The Historic Hillsborough Commission now owns a handsome white centerpiece with a graceful design of convolvulus vines and flowers beautifully embroidered by Rob, proof that her program achieved results.

At the age of nineteen Rob married her cousin Thomas Webb, the youngest son of James Webb and Annie Alves Huske Webb. Both young people were direct descendants of Scotsman James Hogg: Robina through her grandmother, James Hogg's youngest daughter, Robina Hogg, and Thomas Webb through his mother, Annie Alves Huske Webb.

Thomas Webb had graduated from the University of North Carolina in 1847 with an AB, and he also took an MA in 1851. He has been described as a handsome young man, very well read, and extremely able. For a few years the young couple lived at Poplar Hill Plantation in Orange County, NC; eventually Thomas Webb formed a law partnership with his father-in-law, John Wall Norwood. The firm of Norwood & Webb established itself in a handsome columned Greek Revival office (now gone) on Court Street and did a flourishing business throughout the countryside.

About 1860 the Thomas Webbs moved to the old Webb-Long House at 117 E. Queen Street, part of which had once been Mary W. Burke's log schoolhouse. Nine children were born to them, seven of whom survived to adulthood.

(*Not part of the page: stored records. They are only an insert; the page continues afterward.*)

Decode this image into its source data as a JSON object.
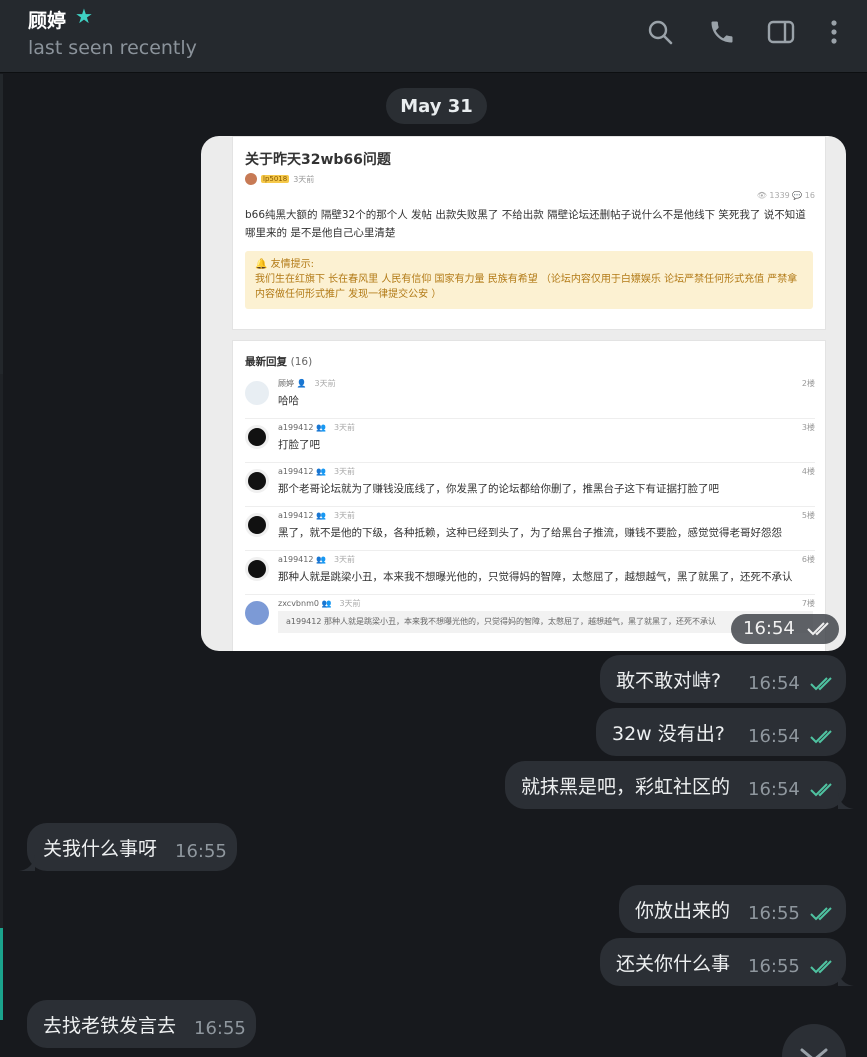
{
  "header": {
    "name": "顾婷",
    "status": "last seen recently",
    "icons": [
      "search-icon",
      "phone-icon",
      "sidebar-toggle-icon",
      "more-vertical-icon"
    ]
  },
  "date_divider": "May 31",
  "photo_message": {
    "time": "16:54",
    "post": {
      "title": "关于昨天32wb66问题",
      "author_badge": "lp5018",
      "posted_ago": "3天前",
      "stats": "👁 1339  💬 16",
      "body": "b66纯黑大额的 隔壁32个的那个人 发帖 出款失败黑了 不给出款 隔壁论坛还删帖子说什么不是他线下 笑死我了 说不知道哪里来的 是不是他自己心里清楚",
      "notice_title": "🔔 友情提示:",
      "notice_body": "我们生在红旗下 长在春风里 人民有信仰 国家有力量 民族有希望 （论坛内容仅用于白嫖娱乐 论坛严禁任何形式充值 严禁拿内容做任何形式推广 发现一律提交公安 ）"
    },
    "replies_header": "最新回复",
    "replies_count": "(16)",
    "replies": [
      {
        "user": "顾婷 👤",
        "ago": "3天前",
        "floor": "2楼",
        "text": "哈哈"
      },
      {
        "user": "a199412 👥",
        "ago": "3天前",
        "floor": "3楼",
        "text": "打脸了吧"
      },
      {
        "user": "a199412 👥",
        "ago": "3天前",
        "floor": "4楼",
        "text": "那个老哥论坛就为了赚钱没底线了，你发黑了的论坛都给你删了，推黑台子这下有证据打脸了吧"
      },
      {
        "user": "a199412 👥",
        "ago": "3天前",
        "floor": "5楼",
        "text": "黑了，就不是他的下级，各种抵赖，这种已经到头了，为了给黑台子推流，赚钱不要脸，感觉觉得老哥好怨怨"
      },
      {
        "user": "a199412 👥",
        "ago": "3天前",
        "floor": "6楼",
        "text": "那种人就是跳梁小丑，本来我不想曝光他的，只觉得妈的智障，太憋屈了，越想越气，黑了就黑了，还死不承认"
      },
      {
        "user": "zxcvbnm0 👥",
        "ago": "3天前",
        "floor": "7楼",
        "quote": "a199412   那种人就是跳梁小丑，本来我不想曝光他的，只觉得妈的智障，太憋屈了，越想越气，黑了就黑了，还死不承认"
      }
    ]
  },
  "messages": [
    {
      "dir": "out",
      "text": "敢不敢对峙?",
      "time": "16:54"
    },
    {
      "dir": "out",
      "text": "32w 没有出?",
      "time": "16:54"
    },
    {
      "dir": "out",
      "text": "就抹黑是吧，彩虹社区的",
      "time": "16:54"
    },
    {
      "dir": "in",
      "text": "关我什么事呀",
      "time": "16:55"
    },
    {
      "dir": "out",
      "text": "你放出来的",
      "time": "16:55"
    },
    {
      "dir": "out",
      "text": "还关你什么事",
      "time": "16:55"
    },
    {
      "dir": "in",
      "text": "去找老铁发言去",
      "time": "16:55"
    }
  ],
  "colors": {
    "accent": "#3fd1c4",
    "read_check": "#4fc3a1",
    "bubble": "#2b2f35",
    "background": "#17191d"
  }
}
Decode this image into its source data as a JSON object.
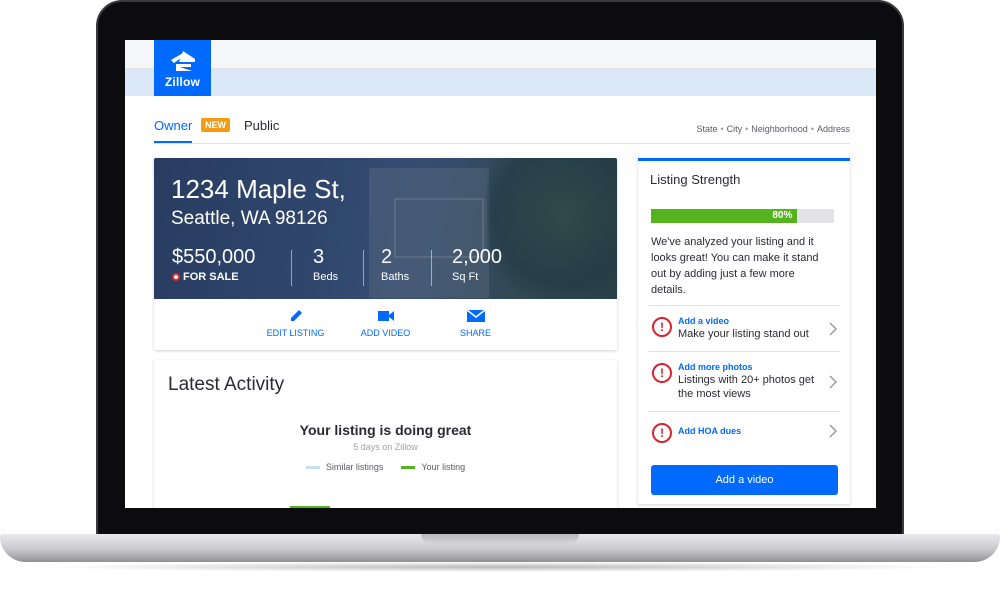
{
  "brand": {
    "logo_text": "Zillow",
    "accent_color": "#006aff"
  },
  "tabs": {
    "owner": "Owner",
    "owner_badge": "NEW",
    "public": "Public"
  },
  "breadcrumb": [
    "State",
    "City",
    "Neighborhood",
    "Address"
  ],
  "property": {
    "street": "1234 Maple St,",
    "city_line": "Seattle, WA 98126",
    "price": "$550,000",
    "status": "FOR SALE",
    "beds": {
      "value": "3",
      "label": "Beds"
    },
    "baths": {
      "value": "2",
      "label": "Baths"
    },
    "sqft": {
      "value": "2,000",
      "label": "Sq Ft"
    }
  },
  "actions": [
    {
      "label": "EDIT LISTING",
      "icon": "pencil-icon"
    },
    {
      "label": "ADD VIDEO",
      "icon": "video-camera-icon"
    },
    {
      "label": "SHARE",
      "icon": "envelope-icon"
    }
  ],
  "activity": {
    "title": "Latest Activity",
    "headline": "Your listing is doing great",
    "subtext": "5 days on Zillow",
    "legend": [
      {
        "label": "Similar listings",
        "color": "#c9def5"
      },
      {
        "label": "Your listing",
        "color": "#55b31f"
      }
    ]
  },
  "strength": {
    "title": "Listing Strength",
    "percent": 80,
    "percent_label": "80%",
    "description": "We've analyzed your listing and it looks great! You can make it stand out by adding just a few more details.",
    "tips": [
      {
        "title": "Add a video",
        "text": "Make your listing stand out",
        "icon": "alert-circle-icon"
      },
      {
        "title": "Add more photos",
        "text": "Listings with 20+ photos get the most views",
        "icon": "alert-circle-icon"
      },
      {
        "title": "Add HOA dues",
        "text": "",
        "icon": "alert-circle-icon"
      }
    ],
    "cta_label": "Add a video"
  }
}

Throughout the Civil War Thomas Webb did arduous service for the highly essential North Carolina Railroad of which he was president. The Red Cross established itself in the Norwood & Webb Law Office, and Thomas Webb served also as Treasurer of the Soldier's Fund. In the 1870s he suffered a severe paralytic stroke, possibly caused in part by the heavy duties of the Civil War years. At the same time his wife, Robina, was immobilized with inflammatory rheumatism. For eighteen years Thomas Webb was an invalid. He died at the age of sixty-seven. Robina lived to be eighty-four and died twenty-five years after her husband. Both are buried in the Webb-Long plot in the Old Town Cemetery in Hillsborough, NC, as are four of their children: Annabella Giles Webb,  "Bennie"  (Benjamin Huske Webb), Robin Webb, and Eliza Plumer Webb. Another son, James H. Webb, is buried in St. Matthew's Churchyard in Hillsborough, NC [1].

Biographical Data

Robina was called Rob.
She was also called Robbie.

Important Dates

Robina Norwood was born on July 18, 1835. She died on December 24, 1919, and was buried in Old Town Cemetery in Hillsborough, NC.

Places of Residence

Schools Attended

Relatives

References

  1. Mary Claire Engstrom. The Book of Burwell Students: Lives of Educated Women in the Antebellum South. (Hillsborough: Hillsborough Historic Commission, 2007).